▸ **Work required**
Would you please copy each line of the listing that mentions "JSON"?

(Beginning of Supplied material)

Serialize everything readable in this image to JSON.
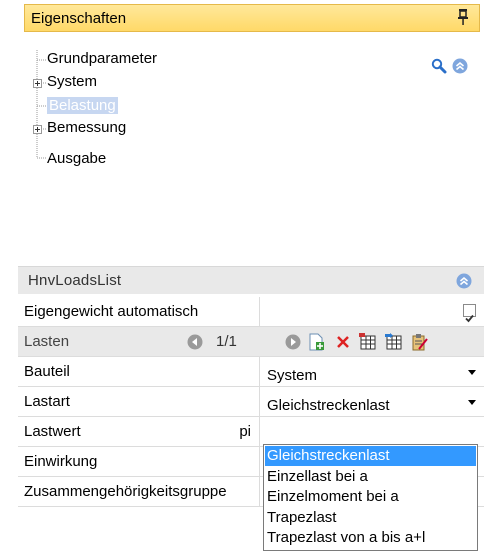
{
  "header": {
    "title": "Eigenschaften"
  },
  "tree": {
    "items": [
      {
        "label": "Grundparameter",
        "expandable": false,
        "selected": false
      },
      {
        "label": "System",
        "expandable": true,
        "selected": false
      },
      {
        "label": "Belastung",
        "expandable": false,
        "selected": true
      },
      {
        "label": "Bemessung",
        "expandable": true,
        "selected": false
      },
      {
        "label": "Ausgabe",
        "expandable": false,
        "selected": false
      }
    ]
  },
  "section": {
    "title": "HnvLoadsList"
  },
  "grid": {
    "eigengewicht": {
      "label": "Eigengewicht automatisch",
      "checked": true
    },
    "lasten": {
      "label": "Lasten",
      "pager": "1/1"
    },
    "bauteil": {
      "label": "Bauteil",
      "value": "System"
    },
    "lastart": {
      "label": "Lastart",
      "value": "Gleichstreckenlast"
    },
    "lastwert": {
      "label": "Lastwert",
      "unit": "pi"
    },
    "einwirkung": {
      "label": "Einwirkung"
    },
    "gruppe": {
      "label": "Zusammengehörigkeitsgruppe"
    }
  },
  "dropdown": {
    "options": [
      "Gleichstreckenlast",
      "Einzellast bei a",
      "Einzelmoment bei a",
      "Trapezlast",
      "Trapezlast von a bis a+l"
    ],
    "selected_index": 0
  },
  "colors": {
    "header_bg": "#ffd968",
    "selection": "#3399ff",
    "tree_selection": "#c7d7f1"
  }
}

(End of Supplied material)
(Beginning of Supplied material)

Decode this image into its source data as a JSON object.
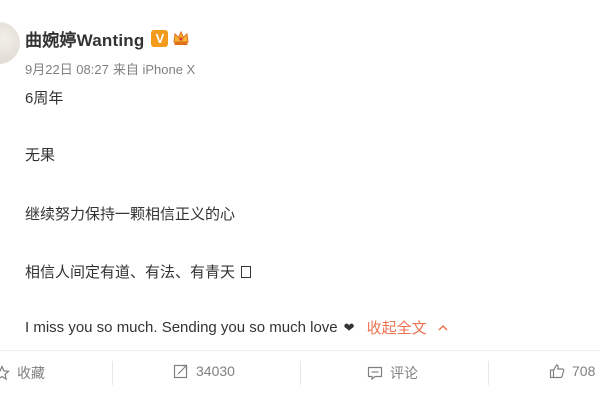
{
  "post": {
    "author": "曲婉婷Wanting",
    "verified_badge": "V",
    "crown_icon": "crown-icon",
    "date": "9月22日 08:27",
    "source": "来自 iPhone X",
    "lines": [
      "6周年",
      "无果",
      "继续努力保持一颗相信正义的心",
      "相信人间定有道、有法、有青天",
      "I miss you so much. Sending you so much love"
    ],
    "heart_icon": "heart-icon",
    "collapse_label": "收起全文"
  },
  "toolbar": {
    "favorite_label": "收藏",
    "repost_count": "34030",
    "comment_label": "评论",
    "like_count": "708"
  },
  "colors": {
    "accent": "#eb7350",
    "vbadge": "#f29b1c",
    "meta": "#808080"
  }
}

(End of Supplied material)

▸ **Written answer**
Serialize everything readable in this image to JSON.
Decode this image into its source data as a JSON object.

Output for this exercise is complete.